• **YOUR GOAL**
Could you count how many lines of the data include "Adres" and answer with the number only?

• **SOURCE DATA**
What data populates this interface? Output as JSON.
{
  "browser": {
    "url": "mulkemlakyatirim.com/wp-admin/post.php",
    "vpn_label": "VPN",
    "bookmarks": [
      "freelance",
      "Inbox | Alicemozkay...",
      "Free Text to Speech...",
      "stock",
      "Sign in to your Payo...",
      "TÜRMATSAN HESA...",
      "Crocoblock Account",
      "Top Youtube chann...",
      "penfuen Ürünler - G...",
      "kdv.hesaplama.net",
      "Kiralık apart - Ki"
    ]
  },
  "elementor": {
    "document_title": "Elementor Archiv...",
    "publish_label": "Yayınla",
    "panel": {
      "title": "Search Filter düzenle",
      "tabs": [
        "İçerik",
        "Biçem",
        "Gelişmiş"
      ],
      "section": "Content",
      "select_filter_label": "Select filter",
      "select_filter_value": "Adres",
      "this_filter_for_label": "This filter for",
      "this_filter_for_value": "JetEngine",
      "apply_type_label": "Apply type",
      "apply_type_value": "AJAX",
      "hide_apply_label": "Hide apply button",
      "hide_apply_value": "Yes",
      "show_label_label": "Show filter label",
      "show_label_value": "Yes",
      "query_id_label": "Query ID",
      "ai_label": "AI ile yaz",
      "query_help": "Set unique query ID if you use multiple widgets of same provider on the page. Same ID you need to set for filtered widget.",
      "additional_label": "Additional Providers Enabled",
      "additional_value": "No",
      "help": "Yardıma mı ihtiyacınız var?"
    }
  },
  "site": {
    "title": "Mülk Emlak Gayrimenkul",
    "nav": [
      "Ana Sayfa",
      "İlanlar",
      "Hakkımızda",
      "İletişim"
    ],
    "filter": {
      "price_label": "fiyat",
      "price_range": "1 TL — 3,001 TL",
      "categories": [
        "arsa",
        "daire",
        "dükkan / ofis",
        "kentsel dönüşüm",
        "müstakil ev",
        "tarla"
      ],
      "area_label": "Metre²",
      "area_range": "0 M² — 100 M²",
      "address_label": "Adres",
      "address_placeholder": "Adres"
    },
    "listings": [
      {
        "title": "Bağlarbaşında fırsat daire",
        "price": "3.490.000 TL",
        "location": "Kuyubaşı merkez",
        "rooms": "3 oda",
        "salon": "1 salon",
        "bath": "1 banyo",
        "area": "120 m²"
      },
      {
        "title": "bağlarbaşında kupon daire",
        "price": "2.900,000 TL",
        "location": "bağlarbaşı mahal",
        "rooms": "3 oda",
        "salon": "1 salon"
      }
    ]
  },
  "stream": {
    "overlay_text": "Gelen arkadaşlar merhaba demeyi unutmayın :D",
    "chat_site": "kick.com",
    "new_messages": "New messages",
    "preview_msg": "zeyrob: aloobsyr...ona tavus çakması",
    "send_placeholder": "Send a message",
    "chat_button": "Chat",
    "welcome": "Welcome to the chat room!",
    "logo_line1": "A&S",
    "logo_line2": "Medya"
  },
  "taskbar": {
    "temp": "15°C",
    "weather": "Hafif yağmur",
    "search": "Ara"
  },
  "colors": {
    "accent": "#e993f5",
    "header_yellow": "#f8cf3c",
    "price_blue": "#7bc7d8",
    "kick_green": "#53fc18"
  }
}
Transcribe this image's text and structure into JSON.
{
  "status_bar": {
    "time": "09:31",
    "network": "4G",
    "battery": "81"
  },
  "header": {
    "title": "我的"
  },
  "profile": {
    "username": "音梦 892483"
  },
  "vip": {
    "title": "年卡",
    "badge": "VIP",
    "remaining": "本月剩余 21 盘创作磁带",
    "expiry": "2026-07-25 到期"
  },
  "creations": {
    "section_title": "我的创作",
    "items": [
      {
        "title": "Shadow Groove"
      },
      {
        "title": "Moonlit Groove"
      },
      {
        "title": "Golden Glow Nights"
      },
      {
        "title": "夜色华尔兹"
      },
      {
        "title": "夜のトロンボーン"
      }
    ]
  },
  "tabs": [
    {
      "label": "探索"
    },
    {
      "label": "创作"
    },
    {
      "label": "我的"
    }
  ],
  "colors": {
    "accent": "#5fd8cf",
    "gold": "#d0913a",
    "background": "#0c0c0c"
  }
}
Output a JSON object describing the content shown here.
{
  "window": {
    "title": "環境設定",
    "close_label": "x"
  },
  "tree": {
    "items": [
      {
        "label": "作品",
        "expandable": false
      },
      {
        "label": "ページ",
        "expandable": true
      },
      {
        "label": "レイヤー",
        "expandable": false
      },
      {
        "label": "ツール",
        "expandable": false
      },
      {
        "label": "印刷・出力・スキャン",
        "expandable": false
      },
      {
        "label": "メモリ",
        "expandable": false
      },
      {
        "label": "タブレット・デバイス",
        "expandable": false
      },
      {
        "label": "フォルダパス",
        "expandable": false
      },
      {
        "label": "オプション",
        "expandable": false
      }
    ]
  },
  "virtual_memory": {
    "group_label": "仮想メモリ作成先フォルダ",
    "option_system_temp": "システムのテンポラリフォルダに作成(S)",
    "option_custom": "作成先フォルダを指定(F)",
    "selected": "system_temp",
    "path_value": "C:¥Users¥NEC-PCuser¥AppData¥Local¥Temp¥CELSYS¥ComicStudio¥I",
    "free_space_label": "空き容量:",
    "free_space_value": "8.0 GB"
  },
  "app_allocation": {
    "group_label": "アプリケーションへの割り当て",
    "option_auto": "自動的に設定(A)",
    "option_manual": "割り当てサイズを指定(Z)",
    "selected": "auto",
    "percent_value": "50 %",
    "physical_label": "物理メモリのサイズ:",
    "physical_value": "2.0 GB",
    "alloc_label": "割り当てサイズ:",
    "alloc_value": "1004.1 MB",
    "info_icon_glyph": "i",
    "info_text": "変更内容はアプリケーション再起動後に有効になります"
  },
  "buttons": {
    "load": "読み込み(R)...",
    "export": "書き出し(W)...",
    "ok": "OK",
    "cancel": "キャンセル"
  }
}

• **RESULT OF THE EXERCISE**
3